In the CWB's annual survey of 1,300 Western Canadian farmers, only 9 percent said GMO wheat should be grown as soon as it's available, with the majority saying it shouldn't be grown until conditions are met such as proving benefits to farmers and demonstrating market demand. Nineteen percent said it should not be grown in Canada.
Farmers were close to evenly split when asked how interested they are in growing GM wheat. Fifty-one percent said they're not interested, with 46 percent very or somewhat interested.
"My sense is that farmers are mostly taking an economic look at it," said CWB chairman Larry Hill, a farmer in the western province of Saskatchewan. "They're pretty aware that there's not major acceptance by customers and if it's going to be introduced they want to be sure it's going to make them money."
Canadian farmers grow other GMO crops, particularly canola, but there's greater sensitivity around wheat because it's a direct human food ingredient unlike canola which is crushed for vegetable oil or biofuel, Hill said.
Debate about genetically modified wheat resurfaced in May when farmer groups in the top wheat-exporting countries of Canada, the United States and Australia jointly called for synchronized production of GMO wheat. Other farm and environmental groups later issued a joint statement of opposition.
A new publicly funded academic study, to be published this week in the journal Environmental Science and Pollution Research, shows Canadian farmers were overwhelmingly opposed in 2004 to Monsanto's aborted proposal for herbicide-resistant genetically modified wheat.
That study surveyed 1,566 Prairie farmers five years ago and found 83 percent disagreed Roundup-Ready wheat should be commercially developed. Farmers felt the benefits of Roundup-Ready wheat outweighed the risks of losing markets, increasing corporate control of the food supply and contamination of non-GMO crops, said Ian Mauro, the lead author and a post-doctoral fellow at University of Victoria in British Columbia.
"All of the research indicates that the marketplace is very sensitive to any GM trait and what we found is farmers are concerned about market risks," Mauro said. "Although we've identified the risks specific to Roundup-Ready wheat, I can definitely see that many of them could apply to other GM wheat."
The Roundup-Ready wheat survey is irrelevant today because five years have passed and Monsanto is no longer pursuing that or any GMO wheat, said Trish Jordan, the company's spokeswoman in Canada. The CWB's results aren't surprising because no private companies are known to be developing GMO wheat, she said.
"In the absence of having that information (on potential GMO benefits) it's very difficult for a farmer to decide," Jordan said, adding that market acceptance would also be critical.

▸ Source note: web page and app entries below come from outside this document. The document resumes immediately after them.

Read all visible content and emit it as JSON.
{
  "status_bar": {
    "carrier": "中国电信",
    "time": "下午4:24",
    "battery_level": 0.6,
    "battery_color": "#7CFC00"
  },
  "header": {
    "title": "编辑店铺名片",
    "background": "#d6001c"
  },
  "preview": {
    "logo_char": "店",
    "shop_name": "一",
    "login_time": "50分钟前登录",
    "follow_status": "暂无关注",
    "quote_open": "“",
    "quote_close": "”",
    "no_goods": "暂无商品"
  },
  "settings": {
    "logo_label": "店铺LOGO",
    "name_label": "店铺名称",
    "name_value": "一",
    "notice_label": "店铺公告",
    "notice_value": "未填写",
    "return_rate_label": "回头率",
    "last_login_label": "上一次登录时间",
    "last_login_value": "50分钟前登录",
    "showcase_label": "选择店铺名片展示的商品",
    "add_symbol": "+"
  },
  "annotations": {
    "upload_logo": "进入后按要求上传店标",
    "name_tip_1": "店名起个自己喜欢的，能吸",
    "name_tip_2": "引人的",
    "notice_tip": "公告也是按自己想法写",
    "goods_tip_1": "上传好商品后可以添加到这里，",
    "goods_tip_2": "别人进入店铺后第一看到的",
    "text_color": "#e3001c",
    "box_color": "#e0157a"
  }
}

Syngenta AG, the world's largest agrochemical group, said in February it's not actively pursuing genetically modified wheat because of consumer resistance.